◆ About this exercise ◆
Nothing but the text should be carried over: reproduce all the data exactly and leave out every image.

(Entries from a dataset of interfaces)

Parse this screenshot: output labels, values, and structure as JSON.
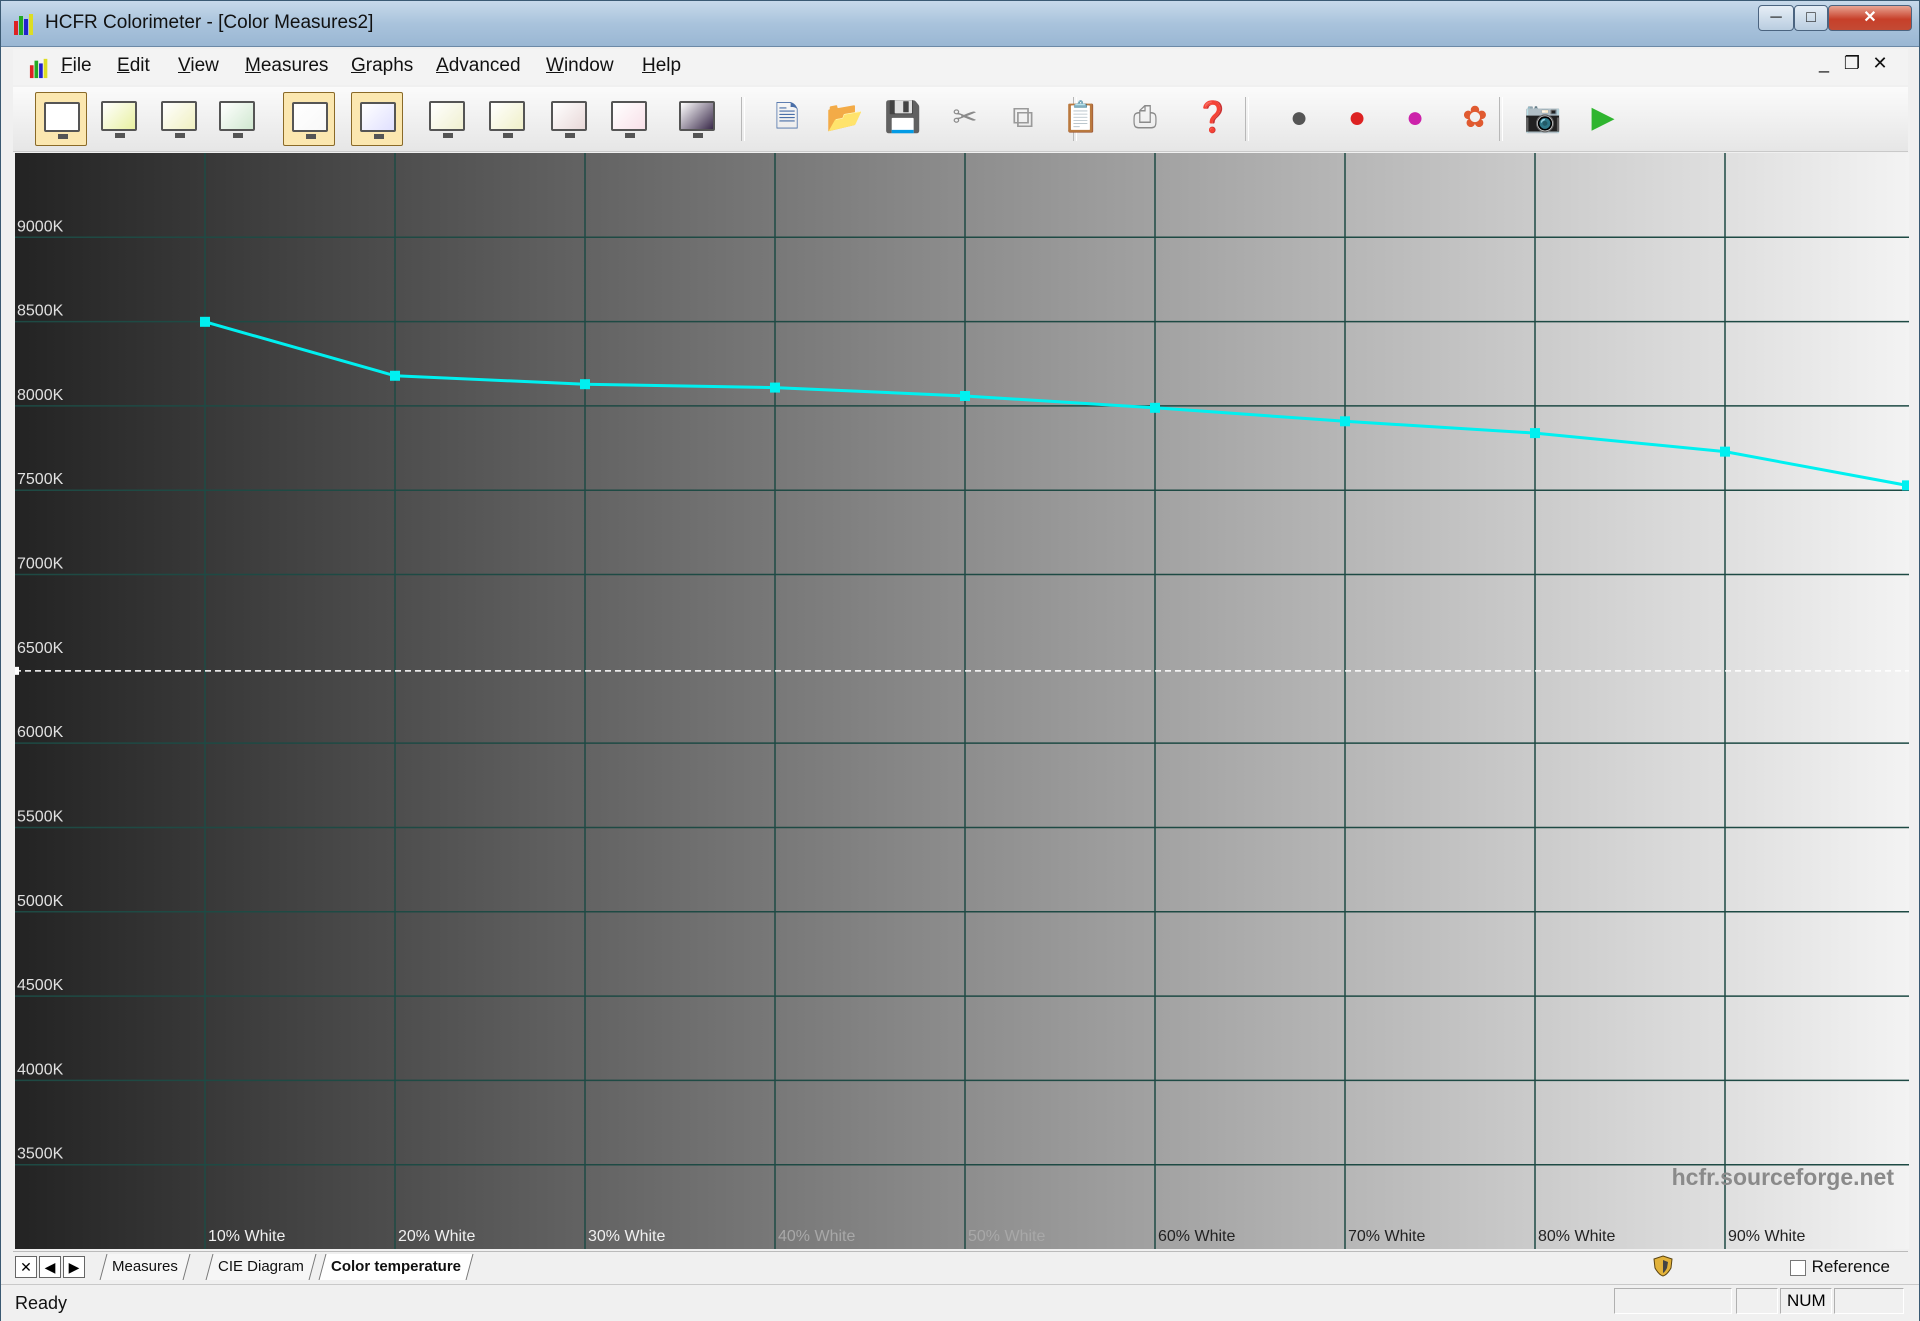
{
  "window": {
    "title": "HCFR Colorimeter - [Color Measures2]"
  },
  "menu": {
    "items": [
      "File",
      "Edit",
      "View",
      "Measures",
      "Graphs",
      "Advanced",
      "Window",
      "Help"
    ]
  },
  "toolbar": {
    "icons": [
      "monitor-measures-icon",
      "monitor-gamma-icon",
      "monitor-luminance-icon",
      "monitor-rgb-levels-icon",
      "monitor-color-temp-icon",
      "monitor-cie-icon",
      "monitor-saturation-icon",
      "monitor-saturation-shift-icon",
      "monitor-near-black-icon",
      "monitor-near-white-icon",
      "monitor-dark-icon",
      "new-document-icon",
      "open-folder-icon",
      "save-disk-icon",
      "cut-icon",
      "copy-icon",
      "paste-icon",
      "print-icon",
      "help-icon",
      "gray-measure-icon",
      "primary-colors-icon",
      "secondary-colors-icon",
      "all-colors-icon",
      "camera-icon",
      "play-icon"
    ],
    "active": [
      0,
      4,
      5
    ]
  },
  "chart_data": {
    "type": "line",
    "title": "",
    "ylabel": "",
    "xlabel": "",
    "ylim": [
      3000,
      9500
    ],
    "y_ticks": [
      "3500K",
      "4000K",
      "4500K",
      "5000K",
      "5500K",
      "6000K",
      "6500K",
      "7000K",
      "7500K",
      "8000K",
      "8500K",
      "9000K"
    ],
    "y_tick_values": [
      3500,
      4000,
      4500,
      5000,
      5500,
      6000,
      6500,
      7000,
      7500,
      8000,
      8500,
      9000
    ],
    "categories": [
      "10% White",
      "20% White",
      "30% White",
      "40% White",
      "50% White",
      "60% White",
      "70% White",
      "80% White",
      "90% White"
    ],
    "series": [
      {
        "values": [
          8570,
          8250,
          8200,
          8180,
          8130,
          8060,
          7980,
          7910,
          7800,
          7600
        ],
        "color": "#00f0f0"
      }
    ],
    "reference_line": 6500,
    "grid": true,
    "watermark": "hcfr.sourceforge.net",
    "colors": {
      "line": "#00f0f0",
      "grid": "#1e4a44",
      "reference": "#ffffff"
    }
  },
  "tabs": {
    "items": [
      "Measures",
      "CIE Diagram",
      "Color temperature"
    ],
    "selected": 2
  },
  "reference": {
    "label": "Reference",
    "checked": false
  },
  "status": {
    "text": "Ready",
    "num": "NUM"
  }
}
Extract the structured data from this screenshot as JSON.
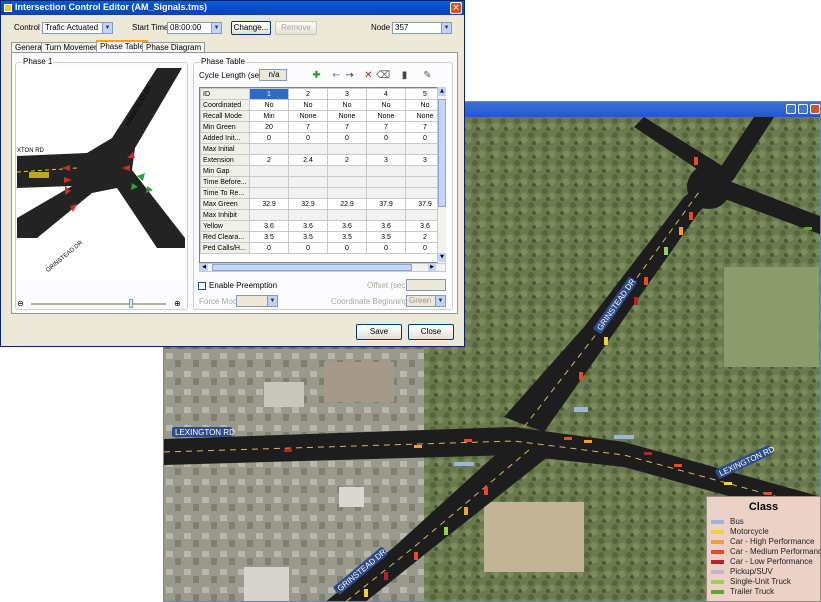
{
  "dialog": {
    "title": "Intersection Control Editor (AM_Signals.tms)",
    "close_glyph": "×",
    "control_label": "Control",
    "control_value": "Trafic Actuated",
    "start_time_label": "Start Time",
    "start_time_value": "08:00:00",
    "change_button": "Change...",
    "remove_button": "Remove",
    "node_label": "Node",
    "node_value": "357",
    "tabs": [
      "General",
      "Turn Movement",
      "Phase Table",
      "Phase Diagram"
    ],
    "phase_group_title": "Phase 1",
    "table_group_title": "Phase Table",
    "cycle_length_label": "Cycle Length (sec)",
    "cycle_length_value": "n/a",
    "enable_preemption_label": "Enable Preemption",
    "force_mode_label": "Force Mode",
    "coordinate_label": "Coordinate Beginning of",
    "coordinate_value": "Green",
    "offset_label": "Offset (sec)",
    "save_button": "Save",
    "close_button": "Close",
    "map_labels": {
      "top": "GRINSTEAD DR",
      "left": "XTON RD",
      "bottom": "GRINSTEAD DR"
    }
  },
  "phase_table": {
    "rows": [
      {
        "label": "ID",
        "values": [
          "1",
          "2",
          "3",
          "4",
          "5"
        ]
      },
      {
        "label": "Coordinated",
        "values": [
          "No",
          "No",
          "No",
          "No",
          "No"
        ]
      },
      {
        "label": "Recall Mode",
        "values": [
          "Min",
          "None",
          "None",
          "None",
          "None"
        ]
      },
      {
        "label": "Min Green",
        "values": [
          "20",
          "7",
          "7",
          "7",
          "7"
        ]
      },
      {
        "label": "Added Init...",
        "values": [
          "0",
          "0",
          "0",
          "0",
          "0"
        ]
      },
      {
        "label": "Max Initial",
        "values": [
          "",
          "",
          "",
          "",
          ""
        ]
      },
      {
        "label": "Extension",
        "values": [
          "2",
          "2.4",
          "2",
          "3",
          "3"
        ]
      },
      {
        "label": "Min Gap",
        "values": [
          "",
          "",
          "",
          "",
          ""
        ]
      },
      {
        "label": "Time Before...",
        "values": [
          "",
          "",
          "",
          "",
          ""
        ]
      },
      {
        "label": "Time To Re...",
        "values": [
          "",
          "",
          "",
          "",
          ""
        ]
      },
      {
        "label": "Max Green",
        "values": [
          "32.9",
          "32.9",
          "22.9",
          "37.9",
          "37.9"
        ]
      },
      {
        "label": "Max Inhibit",
        "values": [
          "",
          "",
          "",
          "",
          ""
        ]
      },
      {
        "label": "Yellow",
        "values": [
          "3.6",
          "3.6",
          "3.6",
          "3.6",
          "3.6"
        ]
      },
      {
        "label": "Red Cleara...",
        "values": [
          "3.5",
          "3.5",
          "3.5",
          "3.5",
          "2"
        ]
      },
      {
        "label": "Ped Calls/H...",
        "values": [
          "0",
          "0",
          "0",
          "0",
          "0"
        ]
      }
    ]
  },
  "map": {
    "labels": [
      "LEXINGTON RD",
      "LEXINGTON RD",
      "GRINSTEAD DR",
      "GRINSTEAD DR"
    ]
  },
  "legend": {
    "title": "Class",
    "items": [
      {
        "label": "Bus",
        "color": "#9fb4d9"
      },
      {
        "label": "Motorcycle",
        "color": "#f2d038"
      },
      {
        "label": "Car - High Performance",
        "color": "#f0a030"
      },
      {
        "label": "Car - Medium Performance",
        "color": "#e84a2c"
      },
      {
        "label": "Car - Low Performance",
        "color": "#b8222a"
      },
      {
        "label": "Pickup/SUV",
        "color": "#c9b2cc"
      },
      {
        "label": "Single-Unit Truck",
        "color": "#9bd34a"
      },
      {
        "label": "Trailer Truck",
        "color": "#5aa832"
      }
    ]
  }
}
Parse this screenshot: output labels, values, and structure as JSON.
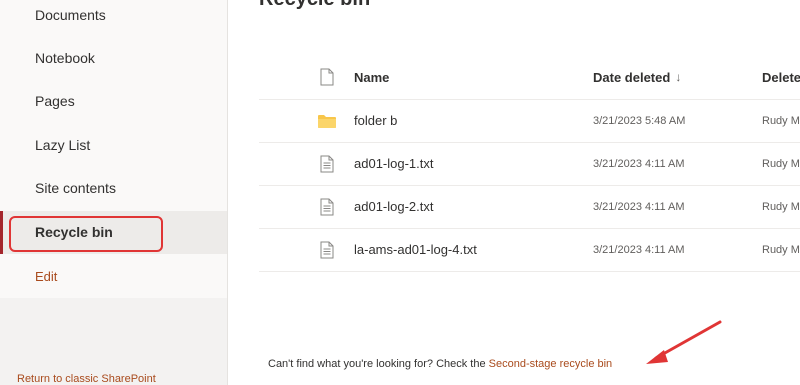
{
  "nav": {
    "items": [
      {
        "label": "Documents"
      },
      {
        "label": "Notebook"
      },
      {
        "label": "Pages"
      },
      {
        "label": "Lazy List"
      },
      {
        "label": "Site contents"
      },
      {
        "label": "Recycle bin"
      },
      {
        "label": "Edit"
      }
    ],
    "return_link": "Return to classic SharePoint"
  },
  "main": {
    "title": "Recycle bin",
    "columns": {
      "name": "Name",
      "date_deleted": "Date deleted",
      "sort_indicator": "↓",
      "deleted_by": "Delete"
    },
    "rows": [
      {
        "type": "folder",
        "name": "folder b",
        "date": "3/21/2023 5:48 AM",
        "by": "Rudy M"
      },
      {
        "type": "file",
        "name": "ad01-log-1.txt",
        "date": "3/21/2023 4:11 AM",
        "by": "Rudy M"
      },
      {
        "type": "file",
        "name": "ad01-log-2.txt",
        "date": "3/21/2023 4:11 AM",
        "by": "Rudy M"
      },
      {
        "type": "file",
        "name": "la-ams-ad01-log-4.txt",
        "date": "3/21/2023 4:11 AM",
        "by": "Rudy M"
      }
    ],
    "footer": {
      "prompt": "Can't find what you're looking for? Check the ",
      "link": "Second-stage recycle bin"
    }
  },
  "colors": {
    "accent": "#a94b1d",
    "annotation": "#e03535",
    "folder": "#f8c64a"
  }
}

◆ Solution ◆
Parse this screenshot: output labels, values, and structure as JSON.
{
  "window": {
    "title": "HCFR Colorimeter - [Color Measures2]"
  },
  "menu": {
    "items": [
      "File",
      "Edit",
      "View",
      "Measures",
      "Graphs",
      "Advanced",
      "Window",
      "Help"
    ]
  },
  "toolbar": {
    "icons": [
      "monitor-measures-icon",
      "monitor-gamma-icon",
      "monitor-luminance-icon",
      "monitor-rgb-levels-icon",
      "monitor-color-temp-icon",
      "monitor-cie-icon",
      "monitor-saturation-icon",
      "monitor-saturation-shift-icon",
      "monitor-near-black-icon",
      "monitor-near-white-icon",
      "monitor-dark-icon",
      "new-document-icon",
      "open-folder-icon",
      "save-disk-icon",
      "cut-icon",
      "copy-icon",
      "paste-icon",
      "print-icon",
      "help-icon",
      "gray-measure-icon",
      "primary-colors-icon",
      "secondary-colors-icon",
      "all-colors-icon",
      "camera-icon",
      "play-icon"
    ],
    "active": [
      0,
      4,
      5
    ]
  },
  "chart_data": {
    "type": "line",
    "title": "",
    "ylabel": "",
    "xlabel": "",
    "ylim": [
      3000,
      9500
    ],
    "y_ticks": [
      "3500K",
      "4000K",
      "4500K",
      "5000K",
      "5500K",
      "6000K",
      "6500K",
      "7000K",
      "7500K",
      "8000K",
      "8500K",
      "9000K"
    ],
    "y_tick_values": [
      3500,
      4000,
      4500,
      5000,
      5500,
      6000,
      6500,
      7000,
      7500,
      8000,
      8500,
      9000
    ],
    "categories": [
      "10% White",
      "20% White",
      "30% White",
      "40% White",
      "50% White",
      "60% White",
      "70% White",
      "80% White",
      "90% White"
    ],
    "series": [
      {
        "values": [
          8570,
          8250,
          8200,
          8180,
          8130,
          8060,
          7980,
          7910,
          7800,
          7600
        ],
        "color": "#00f0f0"
      }
    ],
    "reference_line": 6500,
    "grid": true,
    "watermark": "hcfr.sourceforge.net",
    "colors": {
      "line": "#00f0f0",
      "grid": "#1e4a44",
      "reference": "#ffffff"
    }
  },
  "tabs": {
    "items": [
      "Measures",
      "CIE Diagram",
      "Color temperature"
    ],
    "selected": 2
  },
  "reference": {
    "label": "Reference",
    "checked": false
  },
  "status": {
    "text": "Ready",
    "num": "NUM"
  }
}
Extract the structured data from this screenshot as JSON.
{
  "dialog": {
    "title": "Intersection Control Editor (AM_Signals.tms)",
    "close_glyph": "×",
    "control_label": "Control",
    "control_value": "Trafic Actuated",
    "start_time_label": "Start Time",
    "start_time_value": "08:00:00",
    "change_button": "Change...",
    "remove_button": "Remove",
    "node_label": "Node",
    "node_value": "357",
    "tabs": [
      "General",
      "Turn Movement",
      "Phase Table",
      "Phase Diagram"
    ],
    "phase_group_title": "Phase 1",
    "table_group_title": "Phase Table",
    "cycle_length_label": "Cycle Length (sec)",
    "cycle_length_value": "n/a",
    "enable_preemption_label": "Enable Preemption",
    "force_mode_label": "Force Mode",
    "coordinate_label": "Coordinate Beginning of",
    "coordinate_value": "Green",
    "offset_label": "Offset (sec)",
    "save_button": "Save",
    "close_button": "Close",
    "map_labels": {
      "top": "GRINSTEAD DR",
      "left": "XTON RD",
      "bottom": "GRINSTEAD DR"
    }
  },
  "phase_table": {
    "rows": [
      {
        "label": "ID",
        "values": [
          "1",
          "2",
          "3",
          "4",
          "5"
        ]
      },
      {
        "label": "Coordinated",
        "values": [
          "No",
          "No",
          "No",
          "No",
          "No"
        ]
      },
      {
        "label": "Recall Mode",
        "values": [
          "Min",
          "None",
          "None",
          "None",
          "None"
        ]
      },
      {
        "label": "Min Green",
        "values": [
          "20",
          "7",
          "7",
          "7",
          "7"
        ]
      },
      {
        "label": "Added Init...",
        "values": [
          "0",
          "0",
          "0",
          "0",
          "0"
        ]
      },
      {
        "label": "Max Initial",
        "values": [
          "",
          "",
          "",
          "",
          ""
        ]
      },
      {
        "label": "Extension",
        "values": [
          "2",
          "2.4",
          "2",
          "3",
          "3"
        ]
      },
      {
        "label": "Min Gap",
        "values": [
          "",
          "",
          "",
          "",
          ""
        ]
      },
      {
        "label": "Time Before...",
        "values": [
          "",
          "",
          "",
          "",
          ""
        ]
      },
      {
        "label": "Time To Re...",
        "values": [
          "",
          "",
          "",
          "",
          ""
        ]
      },
      {
        "label": "Max Green",
        "values": [
          "32.9",
          "32.9",
          "22.9",
          "37.9",
          "37.9"
        ]
      },
      {
        "label": "Max Inhibit",
        "values": [
          "",
          "",
          "",
          "",
          ""
        ]
      },
      {
        "label": "Yellow",
        "values": [
          "3.6",
          "3.6",
          "3.6",
          "3.6",
          "3.6"
        ]
      },
      {
        "label": "Red Cleara...",
        "values": [
          "3.5",
          "3.5",
          "3.5",
          "3.5",
          "2"
        ]
      },
      {
        "label": "Ped Calls/H...",
        "values": [
          "0",
          "0",
          "0",
          "0",
          "0"
        ]
      }
    ]
  },
  "map": {
    "labels": [
      "LEXINGTON RD",
      "LEXINGTON RD",
      "GRINSTEAD DR",
      "GRINSTEAD DR"
    ]
  },
  "legend": {
    "title": "Class",
    "items": [
      {
        "label": "Bus",
        "color": "#9fb4d9"
      },
      {
        "label": "Motorcycle",
        "color": "#f2d038"
      },
      {
        "label": "Car - High Performance",
        "color": "#f0a030"
      },
      {
        "label": "Car - Medium Performance",
        "color": "#e84a2c"
      },
      {
        "label": "Car - Low Performance",
        "color": "#b8222a"
      },
      {
        "label": "Pickup/SUV",
        "color": "#c9b2cc"
      },
      {
        "label": "Single-Unit Truck",
        "color": "#9bd34a"
      },
      {
        "label": "Trailer Truck",
        "color": "#5aa832"
      }
    ]
  }
}
Parse this screenshot: output labels, values, and structure as JSON.
{
  "nav": {
    "items": [
      {
        "label": "Documents"
      },
      {
        "label": "Notebook"
      },
      {
        "label": "Pages"
      },
      {
        "label": "Lazy List"
      },
      {
        "label": "Site contents"
      },
      {
        "label": "Recycle bin"
      },
      {
        "label": "Edit"
      }
    ],
    "return_link": "Return to classic SharePoint"
  },
  "main": {
    "title": "Recycle bin",
    "columns": {
      "name": "Name",
      "date_deleted": "Date deleted",
      "sort_indicator": "↓",
      "deleted_by": "Delete"
    },
    "rows": [
      {
        "type": "folder",
        "name": "folder b",
        "date": "3/21/2023 5:48 AM",
        "by": "Rudy M"
      },
      {
        "type": "file",
        "name": "ad01-log-1.txt",
        "date": "3/21/2023 4:11 AM",
        "by": "Rudy M"
      },
      {
        "type": "file",
        "name": "ad01-log-2.txt",
        "date": "3/21/2023 4:11 AM",
        "by": "Rudy M"
      },
      {
        "type": "file",
        "name": "la-ams-ad01-log-4.txt",
        "date": "3/21/2023 4:11 AM",
        "by": "Rudy M"
      }
    ],
    "footer": {
      "prompt": "Can't find what you're looking for? Check the ",
      "link": "Second-stage recycle bin"
    }
  },
  "colors": {
    "accent": "#a94b1d",
    "annotation": "#e03535",
    "folder": "#f8c64a"
  }
}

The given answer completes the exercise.